January 5, 2019 GMT

La PORTE — Area elementary schools have begun collecting for a food rescue to help reduce hunger in La Porte.

The rescue is coordinated by Purdue Extension Nutrition Education Program, which works to improve the nutrition and health of those with limited resources. Through this program, leftover food from elementary school lunches is salvaged and distributed to local food pantries.

“Kids are required by law to take a certain number of items from the cafeteria, but they are not required to eat it,” Community Wellness Coordinator Caroline Arnett explained. “Milk, cheese and fruit are often tossed in the garbage and added to a landfill. This is a shame, as so many families in La Porte County need that nutrition!”


Arnett helps coordinate the rescues with local care agencies, some of which include the Pax Center and Salvation Army of La Porte.

On average, the program collects anywhere from 50 to 300 donated food items in four school buildings, of which most have a donation pick up two times a week.

Arnett and her team approached La Porte’s elementary schools about taking up the collection of unopened food. School Child Nutrition Director Britney McCray got the ball rolling on implementing a collection operation within the school corporation.

“Chef McCray is the one who really makes this project sustainable,” Arnett said.

McCray’s system calls for only quality items to be made available for donation.

“Before implementing the program, we reached out to the local La Porte County Health Department for their guidance regarding food donations. They responded by saying that if an item is unopened and temperature controlled within a reasonable time (approximately one half hour) after being placed in a container, the food can be donated to a charitable entity. Shared food items should only be prepackaged, sealed, and unopened food items. Examples include PB&J sandwiches, yogurt, milk, string cheese, graham crackers, bananas, oranges, factory sealed cupped fruit,” McCray explained.

All of the participating school’s lunch workers and supervisors have implemented the Health Department approved system and use different methods for collecting.

McCray described the collection process, “the items are unopened, which allows us to collect and donate to organizations in need. Most of the buildings have a cart or table specifically used for collecting the food items. The students place their donated items on the cart before discarding their trash and retiring their tray to the dish washer. Other buildings have their students place their donated items in the center of their table. Once the students are dismissed an aide collects the donated items. In between meal periods my staff retrieves the donated items and places the temperature sensitive food under refrigeration in storage containers.”


Arnett has ambitions to set up food collections anywhere that unused food exists in La Porte County.

“It’s not just elementary schools that can be involved with food rescues, it’s any organization that has extra food going in the trash,” Arnett said. “There is a lot of good food being tossed in La Porte County, and I’d love to help make connections between agencies to end food waste!”

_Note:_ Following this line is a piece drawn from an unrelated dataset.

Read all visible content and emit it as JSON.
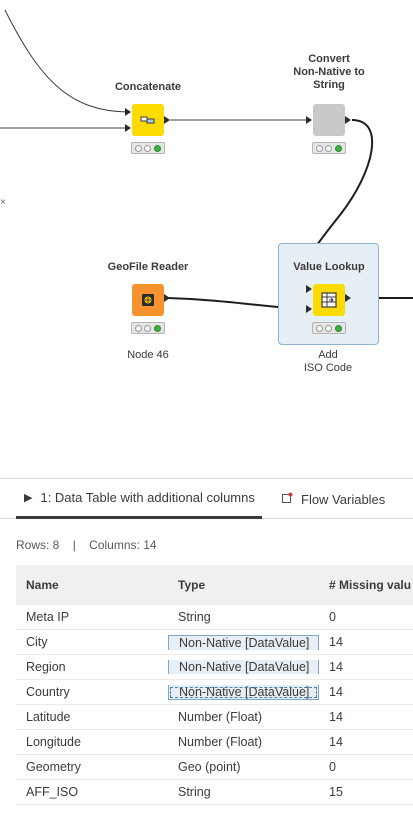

Those interested in setting up a food rescue with their company should contact Caroline Arnett at Arnettc@purdue.edu or dial (219) 324-9407.